[GIVEN INFORMATION Boundary: Start]

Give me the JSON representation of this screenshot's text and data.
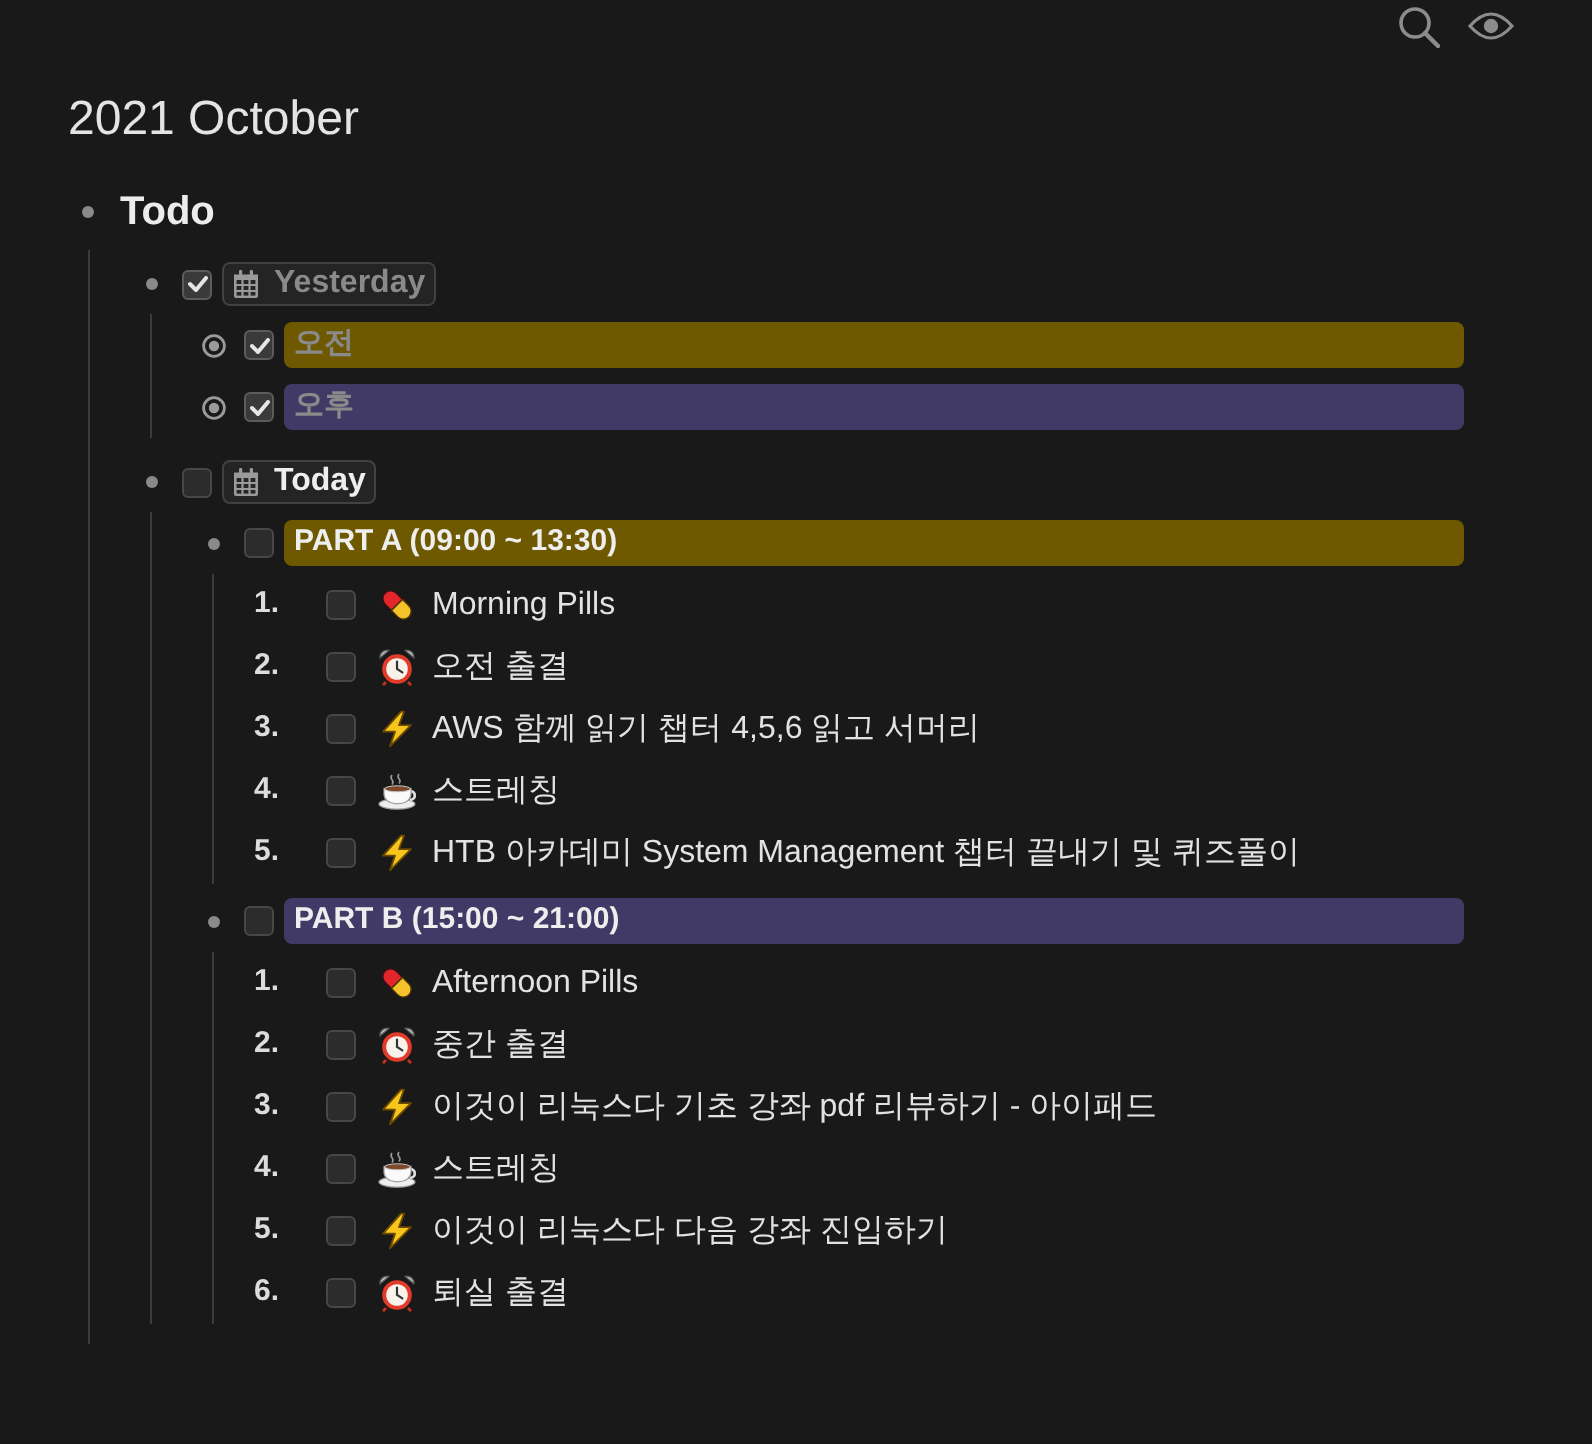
{
  "title": "2021 October",
  "outline": [
    {
      "kind": "heading",
      "text": "Todo",
      "collapsed": false,
      "children": [
        {
          "kind": "date",
          "text": "Yesterday",
          "checked": true,
          "collapsed": false,
          "children": [
            {
              "kind": "highlight",
              "text": "오전",
              "checked": true,
              "collapsed": true,
              "color": "#6e5800"
            },
            {
              "kind": "highlight",
              "text": "오후",
              "checked": true,
              "collapsed": true,
              "color": "#413a66"
            }
          ]
        },
        {
          "kind": "date",
          "text": "Today",
          "checked": false,
          "collapsed": false,
          "children": [
            {
              "kind": "highlight",
              "text": "PART A (09:00 ~ 13:30)",
              "checked": false,
              "collapsed": false,
              "color": "#6e5800",
              "tasks": [
                {
                  "number": "1.",
                  "kind": "medicine",
                  "text": "Morning Pills",
                  "checked": false
                },
                {
                  "number": "2.",
                  "kind": "attendance",
                  "text": "오전 출결",
                  "checked": false
                },
                {
                  "number": "3.",
                  "kind": "study",
                  "text": "AWS 함께 읽기 챕터 4,5,6 읽고 서머리",
                  "checked": false
                },
                {
                  "number": "4.",
                  "kind": "rest",
                  "text": "스트레칭",
                  "checked": false
                },
                {
                  "number": "5.",
                  "kind": "study",
                  "text": "HTB 아카데미 System Management 챕터 끝내기 및 퀴즈풀이",
                  "checked": false
                }
              ]
            },
            {
              "kind": "highlight",
              "text": "PART B (15:00 ~ 21:00)",
              "checked": false,
              "collapsed": false,
              "color": "#413a66",
              "tasks": [
                {
                  "number": "1.",
                  "kind": "medicine",
                  "text": "Afternoon Pills",
                  "checked": false
                },
                {
                  "number": "2.",
                  "kind": "attendance",
                  "text": "중간 출결",
                  "checked": false
                },
                {
                  "number": "3.",
                  "kind": "study",
                  "text": "이것이 리눅스다 기초 강좌 pdf 리뷰하기 - 아이패드",
                  "checked": false
                },
                {
                  "number": "4.",
                  "kind": "rest",
                  "text": "스트레칭",
                  "checked": false
                },
                {
                  "number": "5.",
                  "kind": "study",
                  "text": "이것이 리눅스다 다음 강좌 진입하기",
                  "checked": false
                },
                {
                  "number": "6.",
                  "kind": "attendance",
                  "text": "퇴실 출결",
                  "checked": false
                }
              ]
            }
          ]
        }
      ]
    }
  ]
}
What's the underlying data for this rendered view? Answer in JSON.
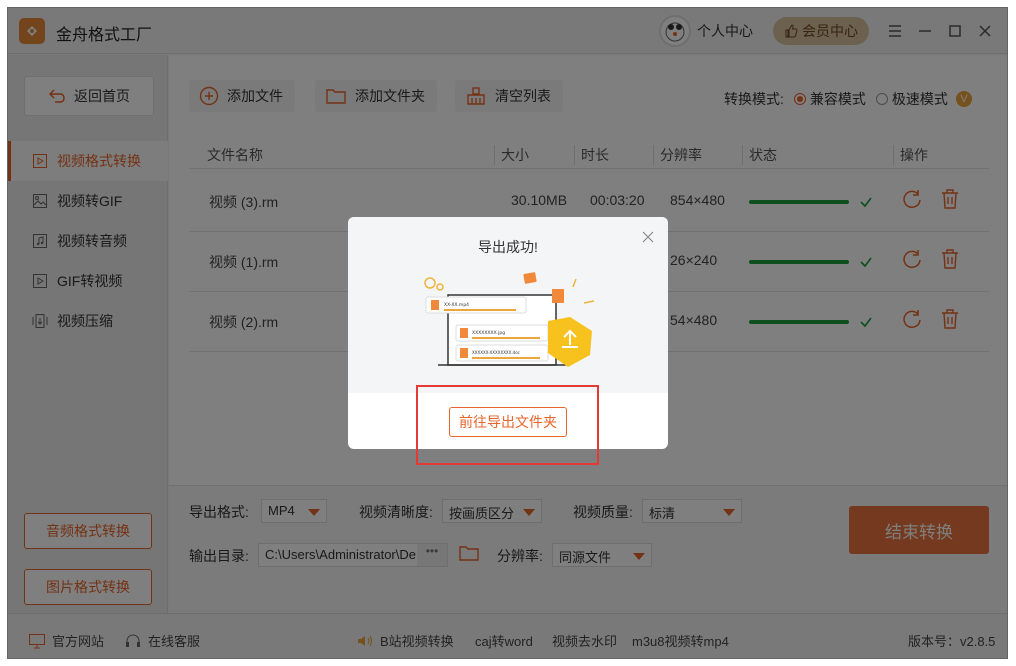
{
  "app": {
    "title": "金舟格式工厂",
    "user_center": "个人中心",
    "vip_center": "会员中心"
  },
  "sidebar": {
    "back": "返回首页",
    "items": [
      {
        "label": "视频格式转换",
        "icon": "video-play-icon",
        "active": true
      },
      {
        "label": "视频转GIF",
        "icon": "image-icon",
        "active": false
      },
      {
        "label": "视频转音频",
        "icon": "music-icon",
        "active": false
      },
      {
        "label": "GIF转视频",
        "icon": "video-play-icon",
        "active": false
      },
      {
        "label": "视频压缩",
        "icon": "compress-icon",
        "active": false
      }
    ],
    "audio_convert": "音频格式转换",
    "image_convert": "图片格式转换"
  },
  "toolbar": {
    "add_file": "添加文件",
    "add_folder": "添加文件夹",
    "clear_list": "清空列表"
  },
  "mode": {
    "label": "转换模式:",
    "compat": "兼容模式",
    "fast": "极速模式",
    "badge": "V"
  },
  "table": {
    "headers": {
      "name": "文件名称",
      "size": "大小",
      "duration": "时长",
      "resolution": "分辨率",
      "status": "状态",
      "ops": "操作"
    },
    "rows": [
      {
        "name": "视频 (3).rm",
        "size": "30.10MB",
        "duration": "00:03:20",
        "resolution": "854×480"
      },
      {
        "name": "视频 (1).rm",
        "size": "",
        "duration": "",
        "resolution": "26×240"
      },
      {
        "name": "视频 (2).rm",
        "size": "",
        "duration": "",
        "resolution": "54×480"
      }
    ]
  },
  "options": {
    "format_label": "导出格式:",
    "format_value": "MP4",
    "clarity_label": "视频清晰度:",
    "clarity_value": "按画质区分",
    "quality_label": "视频质量:",
    "quality_value": "标清",
    "dir_label": "输出目录:",
    "dir_value": "C:\\Users\\Administrator\\De",
    "res_label": "分辨率:",
    "res_value": "同源文件",
    "end_button": "结束转换"
  },
  "footer": {
    "website": "官方网站",
    "service": "在线客服",
    "links": [
      "B站视频转换",
      "caj转word",
      "视频去水印",
      "m3u8视频转mp4"
    ],
    "version": "版本号：v2.8.5"
  },
  "modal": {
    "title": "导出成功!",
    "button": "前往导出文件夹",
    "illustration_files": [
      "XX-XX.mp4",
      "XXXXXXXX.jpg",
      "XXXXXX-XXXXXXXX.doc"
    ]
  },
  "colors": {
    "accent": "#e8642a",
    "success": "#1c9e3a"
  }
}
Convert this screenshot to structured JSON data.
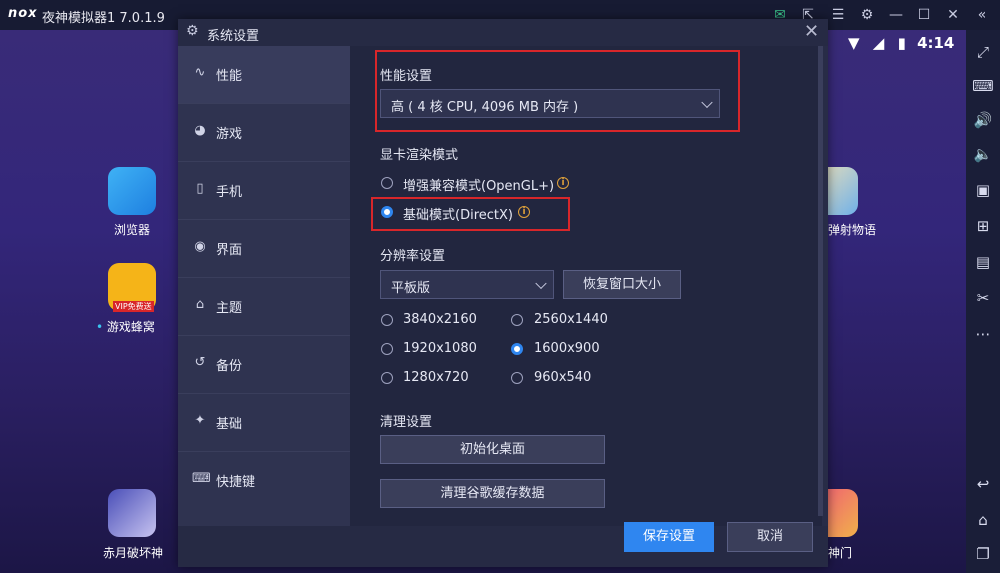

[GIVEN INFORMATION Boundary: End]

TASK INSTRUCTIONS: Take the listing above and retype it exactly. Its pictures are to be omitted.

EXERCISE RESPONSE:
Give me the JSON representation of this screenshot's text and data.
{
  "title": "2021 October",
  "outline": [
    {
      "kind": "heading",
      "text": "Todo",
      "collapsed": false,
      "children": [
        {
          "kind": "date",
          "text": "Yesterday",
          "checked": true,
          "collapsed": false,
          "children": [
            {
              "kind": "highlight",
              "text": "오전",
              "checked": true,
              "collapsed": true,
              "color": "#6e5800"
            },
            {
              "kind": "highlight",
              "text": "오후",
              "checked": true,
              "collapsed": true,
              "color": "#413a66"
            }
          ]
        },
        {
          "kind": "date",
          "text": "Today",
          "checked": false,
          "collapsed": false,
          "children": [
            {
              "kind": "highlight",
              "text": "PART A (09:00 ~ 13:30)",
              "checked": false,
              "collapsed": false,
              "color": "#6e5800",
              "tasks": [
                {
                  "number": "1.",
                  "kind": "medicine",
                  "text": "Morning Pills",
                  "checked": false
                },
                {
                  "number": "2.",
                  "kind": "attendance",
                  "text": "오전 출결",
                  "checked": false
                },
                {
                  "number": "3.",
                  "kind": "study",
                  "text": "AWS 함께 읽기 챕터 4,5,6 읽고 서머리",
                  "checked": false
                },
                {
                  "number": "4.",
                  "kind": "rest",
                  "text": "스트레칭",
                  "checked": false
                },
                {
                  "number": "5.",
                  "kind": "study",
                  "text": "HTB 아카데미 System Management 챕터 끝내기 및 퀴즈풀이",
                  "checked": false
                }
              ]
            },
            {
              "kind": "highlight",
              "text": "PART B (15:00 ~ 21:00)",
              "checked": false,
              "collapsed": false,
              "color": "#413a66",
              "tasks": [
                {
                  "number": "1.",
                  "kind": "medicine",
                  "text": "Afternoon Pills",
                  "checked": false
                },
                {
                  "number": "2.",
                  "kind": "attendance",
                  "text": "중간 출결",
                  "checked": false
                },
                {
                  "number": "3.",
                  "kind": "study",
                  "text": "이것이 리눅스다 기초 강좌 pdf 리뷰하기 - 아이패드",
                  "checked": false
                },
                {
                  "number": "4.",
                  "kind": "rest",
                  "text": "스트레칭",
                  "checked": false
                },
                {
                  "number": "5.",
                  "kind": "study",
                  "text": "이것이 리눅스다 다음 강좌 진입하기",
                  "checked": false
                },
                {
                  "number": "6.",
                  "kind": "attendance",
                  "text": "퇴실 출결",
                  "checked": false
                }
              ]
            }
          ]
        }
      ]
    }
  ]
}
What's the underlying data for this rendered view? Answer in JSON.
{
  "app": {
    "title": "金舟格式工厂",
    "user_center": "个人中心",
    "vip_center": "会员中心"
  },
  "sidebar": {
    "back": "返回首页",
    "items": [
      {
        "label": "视频格式转换",
        "icon": "video-play-icon",
        "active": true
      },
      {
        "label": "视频转GIF",
        "icon": "image-icon",
        "active": false
      },
      {
        "label": "视频转音频",
        "icon": "music-icon",
        "active": false
      },
      {
        "label": "GIF转视频",
        "icon": "video-play-icon",
        "active": false
      },
      {
        "label": "视频压缩",
        "icon": "compress-icon",
        "active": false
      }
    ],
    "audio_convert": "音频格式转换",
    "image_convert": "图片格式转换"
  },
  "toolbar": {
    "add_file": "添加文件",
    "add_folder": "添加文件夹",
    "clear_list": "清空列表"
  },
  "mode": {
    "label": "转换模式:",
    "compat": "兼容模式",
    "fast": "极速模式",
    "badge": "V"
  },
  "table": {
    "headers": {
      "name": "文件名称",
      "size": "大小",
      "duration": "时长",
      "resolution": "分辨率",
      "status": "状态",
      "ops": "操作"
    },
    "rows": [
      {
        "name": "视频 (3).rm",
        "size": "30.10MB",
        "duration": "00:03:20",
        "resolution": "854×480"
      },
      {
        "name": "视频 (1).rm",
        "size": "",
        "duration": "",
        "resolution": "26×240"
      },
      {
        "name": "视频 (2).rm",
        "size": "",
        "duration": "",
        "resolution": "54×480"
      }
    ]
  },
  "options": {
    "format_label": "导出格式:",
    "format_value": "MP4",
    "clarity_label": "视频清晰度:",
    "clarity_value": "按画质区分",
    "quality_label": "视频质量:",
    "quality_value": "标清",
    "dir_label": "输出目录:",
    "dir_value": "C:\\Users\\Administrator\\De",
    "res_label": "分辨率:",
    "res_value": "同源文件",
    "end_button": "结束转换"
  },
  "footer": {
    "website": "官方网站",
    "service": "在线客服",
    "links": [
      "B站视频转换",
      "caj转word",
      "视频去水印",
      "m3u8视频转mp4"
    ],
    "version": "版本号：v2.8.5"
  },
  "modal": {
    "title": "导出成功!",
    "button": "前往导出文件夹",
    "illustration_files": [
      "XX-XX.mp4",
      "XXXXXXXX.jpg",
      "XXXXXX-XXXXXXXX.doc"
    ]
  },
  "colors": {
    "accent": "#e8642a",
    "success": "#1c9e3a"
  }
}
Convert this screenshot to structured JSON data.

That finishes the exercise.